* About this task:
Which lines of the entries below hold the word "شیمی"? Report each of them.

* Data for this exercise:
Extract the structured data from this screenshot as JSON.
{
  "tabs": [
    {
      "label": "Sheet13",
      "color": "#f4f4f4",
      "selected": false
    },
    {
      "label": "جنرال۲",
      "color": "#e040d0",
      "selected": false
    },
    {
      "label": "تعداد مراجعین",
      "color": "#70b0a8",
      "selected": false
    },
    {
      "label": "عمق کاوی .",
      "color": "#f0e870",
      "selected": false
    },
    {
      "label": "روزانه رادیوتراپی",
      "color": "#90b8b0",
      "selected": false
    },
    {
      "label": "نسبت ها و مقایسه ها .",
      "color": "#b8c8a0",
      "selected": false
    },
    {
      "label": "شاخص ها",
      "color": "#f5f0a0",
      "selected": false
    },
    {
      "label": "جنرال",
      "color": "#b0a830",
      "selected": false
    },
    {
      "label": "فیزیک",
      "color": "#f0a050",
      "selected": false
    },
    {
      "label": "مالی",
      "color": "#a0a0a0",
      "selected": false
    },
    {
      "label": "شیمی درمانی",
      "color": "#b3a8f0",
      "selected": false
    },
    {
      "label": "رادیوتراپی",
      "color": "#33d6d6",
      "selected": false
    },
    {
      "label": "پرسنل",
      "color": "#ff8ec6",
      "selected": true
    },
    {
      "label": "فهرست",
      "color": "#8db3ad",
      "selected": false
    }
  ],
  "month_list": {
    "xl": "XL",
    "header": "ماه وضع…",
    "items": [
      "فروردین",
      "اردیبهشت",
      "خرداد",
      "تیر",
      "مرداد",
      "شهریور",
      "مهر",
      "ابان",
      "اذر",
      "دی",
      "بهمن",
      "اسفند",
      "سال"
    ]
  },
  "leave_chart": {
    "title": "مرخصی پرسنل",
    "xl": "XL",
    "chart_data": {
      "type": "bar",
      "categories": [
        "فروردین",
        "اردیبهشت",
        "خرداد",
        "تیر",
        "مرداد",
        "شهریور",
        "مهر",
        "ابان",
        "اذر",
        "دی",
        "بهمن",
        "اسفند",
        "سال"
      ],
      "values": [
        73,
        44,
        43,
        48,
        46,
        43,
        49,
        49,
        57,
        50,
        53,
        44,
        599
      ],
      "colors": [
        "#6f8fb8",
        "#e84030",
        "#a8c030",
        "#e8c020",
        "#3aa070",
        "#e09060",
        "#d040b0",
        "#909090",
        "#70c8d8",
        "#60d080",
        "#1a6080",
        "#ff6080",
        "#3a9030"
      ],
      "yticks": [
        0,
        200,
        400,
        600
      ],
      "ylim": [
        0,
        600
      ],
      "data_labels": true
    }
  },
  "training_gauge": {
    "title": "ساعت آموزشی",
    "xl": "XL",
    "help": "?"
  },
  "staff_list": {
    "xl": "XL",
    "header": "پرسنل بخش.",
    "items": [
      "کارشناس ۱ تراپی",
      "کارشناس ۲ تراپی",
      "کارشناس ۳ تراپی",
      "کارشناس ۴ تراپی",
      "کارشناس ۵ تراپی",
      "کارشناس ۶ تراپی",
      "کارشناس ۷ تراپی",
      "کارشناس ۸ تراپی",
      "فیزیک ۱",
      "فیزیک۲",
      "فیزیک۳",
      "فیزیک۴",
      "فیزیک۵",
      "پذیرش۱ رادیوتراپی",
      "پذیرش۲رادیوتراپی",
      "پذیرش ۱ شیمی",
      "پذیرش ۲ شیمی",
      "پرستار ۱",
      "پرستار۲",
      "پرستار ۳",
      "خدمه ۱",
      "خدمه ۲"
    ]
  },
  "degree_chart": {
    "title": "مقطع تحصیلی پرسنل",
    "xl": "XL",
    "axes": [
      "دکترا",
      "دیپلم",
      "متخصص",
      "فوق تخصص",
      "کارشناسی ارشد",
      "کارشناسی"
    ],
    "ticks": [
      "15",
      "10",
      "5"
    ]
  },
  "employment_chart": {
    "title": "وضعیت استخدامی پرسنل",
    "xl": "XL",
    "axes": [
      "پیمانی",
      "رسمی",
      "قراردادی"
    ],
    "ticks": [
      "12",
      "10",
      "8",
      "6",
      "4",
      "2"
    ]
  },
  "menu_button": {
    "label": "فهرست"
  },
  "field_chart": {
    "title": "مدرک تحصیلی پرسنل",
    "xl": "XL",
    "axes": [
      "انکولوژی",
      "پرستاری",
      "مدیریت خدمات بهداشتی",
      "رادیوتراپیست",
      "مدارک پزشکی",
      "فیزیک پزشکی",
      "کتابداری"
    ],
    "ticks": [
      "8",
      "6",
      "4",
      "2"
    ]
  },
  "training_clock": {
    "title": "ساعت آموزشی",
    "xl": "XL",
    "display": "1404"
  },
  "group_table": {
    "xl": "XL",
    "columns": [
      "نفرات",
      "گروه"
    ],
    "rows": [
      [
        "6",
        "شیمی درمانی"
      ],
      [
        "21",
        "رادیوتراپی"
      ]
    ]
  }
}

* Solution:
      "label": "شیمی درمانی",
      "پذیرش ۱ شیمی",
      "پذیرش ۲ شیمی",
        "شیمی درمانی"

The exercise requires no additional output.